If you are planning to move out of Michigan with your children, you must file a Motion to Change Domicile. You may also need to file a Motion to Change Domicile to ask the judge for permission to move within Michigan. Depending on your situation, you may have to do this if you are planning to move with your children more than 100 miles from where you lived when your family case was filed. Visit Filing to Move with Your Children to learn more.

What If the Other Parent Is on Active Military Duty?

Changing custody or parenting time can be complicated if a child's parent is on active military duty. It may be difficult to find and serve papers on a service member stationed overseas. There are also state and federal laws that give people on active duty extra protections in civil cases.

If a parent is deployed on military duty when the motion to change custody or parenting time is filed, the judge may stay (halt) the proceeding if either parent asks.

Generally, while a parent is deployed, a judge may not change custody or parenting time from what it was at the date of deployment. The only exception is when the judge finds there is clear and convincing evidence that it is in the child’s best interests to change custody or parenting time. In this case, the judge can enter a temporary order.
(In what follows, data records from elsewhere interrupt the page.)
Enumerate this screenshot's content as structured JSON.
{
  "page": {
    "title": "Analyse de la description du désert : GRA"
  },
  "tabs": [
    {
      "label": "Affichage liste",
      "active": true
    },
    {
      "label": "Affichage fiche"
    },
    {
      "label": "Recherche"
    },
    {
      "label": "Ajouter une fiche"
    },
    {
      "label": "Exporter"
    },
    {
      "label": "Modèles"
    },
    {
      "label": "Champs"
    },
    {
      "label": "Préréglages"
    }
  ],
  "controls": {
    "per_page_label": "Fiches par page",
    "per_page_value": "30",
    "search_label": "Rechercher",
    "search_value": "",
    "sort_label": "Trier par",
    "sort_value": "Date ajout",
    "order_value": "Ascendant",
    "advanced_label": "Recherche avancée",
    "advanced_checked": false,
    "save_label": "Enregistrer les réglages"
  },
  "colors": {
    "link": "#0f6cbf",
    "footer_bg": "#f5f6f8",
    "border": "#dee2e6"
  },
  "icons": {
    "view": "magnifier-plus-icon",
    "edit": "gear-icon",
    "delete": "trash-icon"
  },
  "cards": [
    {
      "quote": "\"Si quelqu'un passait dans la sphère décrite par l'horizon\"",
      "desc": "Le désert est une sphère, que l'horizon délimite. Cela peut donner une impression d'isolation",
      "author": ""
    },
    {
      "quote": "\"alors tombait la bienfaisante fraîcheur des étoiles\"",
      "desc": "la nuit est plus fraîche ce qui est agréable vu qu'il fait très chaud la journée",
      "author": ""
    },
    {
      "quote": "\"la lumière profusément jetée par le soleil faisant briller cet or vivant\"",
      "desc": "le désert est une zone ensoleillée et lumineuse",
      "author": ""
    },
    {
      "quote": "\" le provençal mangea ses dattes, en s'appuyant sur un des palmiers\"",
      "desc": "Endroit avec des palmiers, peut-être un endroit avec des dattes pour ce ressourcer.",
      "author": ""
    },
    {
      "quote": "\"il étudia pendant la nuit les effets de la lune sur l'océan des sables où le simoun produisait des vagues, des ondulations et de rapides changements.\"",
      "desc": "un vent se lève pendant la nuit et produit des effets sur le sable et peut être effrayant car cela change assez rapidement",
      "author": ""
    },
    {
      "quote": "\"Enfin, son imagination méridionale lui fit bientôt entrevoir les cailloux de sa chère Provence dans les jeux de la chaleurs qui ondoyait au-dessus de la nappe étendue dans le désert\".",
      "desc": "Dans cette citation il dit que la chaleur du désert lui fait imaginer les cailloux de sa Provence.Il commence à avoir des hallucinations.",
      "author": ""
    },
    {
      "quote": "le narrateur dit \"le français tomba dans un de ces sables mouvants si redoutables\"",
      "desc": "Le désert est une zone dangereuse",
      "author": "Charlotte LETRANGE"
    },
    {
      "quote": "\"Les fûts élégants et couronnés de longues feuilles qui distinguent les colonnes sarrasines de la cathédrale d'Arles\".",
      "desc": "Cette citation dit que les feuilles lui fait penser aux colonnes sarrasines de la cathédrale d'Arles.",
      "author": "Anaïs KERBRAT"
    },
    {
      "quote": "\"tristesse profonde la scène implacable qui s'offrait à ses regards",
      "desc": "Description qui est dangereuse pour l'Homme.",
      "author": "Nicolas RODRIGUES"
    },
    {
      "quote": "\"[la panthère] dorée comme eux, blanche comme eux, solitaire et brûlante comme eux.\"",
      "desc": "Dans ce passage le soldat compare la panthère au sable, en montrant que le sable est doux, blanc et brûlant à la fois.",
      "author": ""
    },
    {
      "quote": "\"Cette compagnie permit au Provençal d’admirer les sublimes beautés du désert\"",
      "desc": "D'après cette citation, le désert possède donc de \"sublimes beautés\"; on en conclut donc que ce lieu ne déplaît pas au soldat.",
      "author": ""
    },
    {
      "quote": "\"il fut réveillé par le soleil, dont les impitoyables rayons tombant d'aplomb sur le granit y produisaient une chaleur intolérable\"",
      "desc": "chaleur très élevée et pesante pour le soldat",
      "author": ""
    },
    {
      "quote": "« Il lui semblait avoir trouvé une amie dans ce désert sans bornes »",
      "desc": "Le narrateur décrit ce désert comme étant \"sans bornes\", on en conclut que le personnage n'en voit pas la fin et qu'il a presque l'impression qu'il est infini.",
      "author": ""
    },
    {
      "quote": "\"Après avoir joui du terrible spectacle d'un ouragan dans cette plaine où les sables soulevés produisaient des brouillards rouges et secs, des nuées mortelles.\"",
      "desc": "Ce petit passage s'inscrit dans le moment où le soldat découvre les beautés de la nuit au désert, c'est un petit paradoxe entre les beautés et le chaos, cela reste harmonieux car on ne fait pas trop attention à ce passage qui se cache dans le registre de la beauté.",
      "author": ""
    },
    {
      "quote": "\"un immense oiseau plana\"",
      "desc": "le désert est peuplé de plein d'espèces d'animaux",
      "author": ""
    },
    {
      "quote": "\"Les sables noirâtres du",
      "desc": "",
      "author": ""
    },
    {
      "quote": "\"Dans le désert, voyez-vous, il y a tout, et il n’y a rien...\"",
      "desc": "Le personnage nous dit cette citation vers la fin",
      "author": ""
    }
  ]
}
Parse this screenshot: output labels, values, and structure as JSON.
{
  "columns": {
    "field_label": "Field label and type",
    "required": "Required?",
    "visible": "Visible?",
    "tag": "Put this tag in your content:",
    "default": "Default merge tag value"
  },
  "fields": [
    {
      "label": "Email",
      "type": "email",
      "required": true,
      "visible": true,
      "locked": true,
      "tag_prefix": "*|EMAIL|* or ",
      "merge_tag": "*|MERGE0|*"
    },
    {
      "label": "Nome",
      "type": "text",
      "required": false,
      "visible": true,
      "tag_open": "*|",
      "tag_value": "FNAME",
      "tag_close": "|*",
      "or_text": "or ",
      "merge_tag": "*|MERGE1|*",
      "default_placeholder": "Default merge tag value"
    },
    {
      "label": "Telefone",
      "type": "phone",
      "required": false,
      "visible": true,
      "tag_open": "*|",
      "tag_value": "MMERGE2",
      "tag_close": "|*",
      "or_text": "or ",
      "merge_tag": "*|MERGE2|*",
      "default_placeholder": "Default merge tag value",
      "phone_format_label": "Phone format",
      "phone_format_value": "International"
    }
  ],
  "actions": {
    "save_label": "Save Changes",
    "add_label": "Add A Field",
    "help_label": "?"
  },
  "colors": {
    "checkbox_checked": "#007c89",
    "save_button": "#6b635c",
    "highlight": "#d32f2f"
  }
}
If the judge signs a temporary order, the deployed parent must notify the court within 30 days of when the deployment ends. The judge will then reinstate the parenting time order that was in effect just before the deployment.

The other parent may file a motion to change custody or parenting time after the deployed parent returns. The judge cannot consider a parent’s absence due to deployment when weighing the best interests of a child.

If you are filing to change custody or parenting time and the child’s other parent is on active military duty, you may want to hire a lawyer. Use the Guide to Legal Help to find lawyers and legal services in your area.

What If the Other Parent Is Incarcerated?

If your child’s other parent is incarcerated by the State of Michigan, let the court know. Contact the Department of Corrections to confirm the parent’s prison number and location. In your motion, state the following facts:

  • That the other parent is incarcerated
  • The other parent’s prison number
  • The other parent’s location
  • That a telephonic hearing is required by Michigan Court Rule 2.004

The court must allow the other parent to participate in the hearing by phone, teleconference, or in person.

You must notify your child’s other parent about the motion hearing even if he or she is in prison. Mail the papers to the prison and complete the certificate of mailing on the remaining copies of your motion. File two copies with the court clerk’s office. Keep the other copy for your records.

Finding a Lawyer

Changing parenting time can be complicated, especially if it would affect custody. You might decide you want a lawyer to help you. If you have a low income, you may qualify for free legal services. Whether you have a low income or not, you can use the Guide to Legal Help to find lawyers in your area. If you are not able to get free legal services but can’t afford high legal fees, consider hiring a lawyer for part of your case instead of the whole thing. This is called limited scope representation. To learn more, read Limited Scope Representation (LSR): A More Affordable Way to Hire a Lawyer. To find a limited scope lawyer, follow this link to the State Bar of Michigan lawyer directory. This link lists lawyers who offer limited scope representation. You can narrow the results to lawyers in your area by typing in your county, city, or zip code at the top of the page. You can also narrow the results by topic by entering the kind of lawyer you need (divorce, estate, etc.) at the top of the page.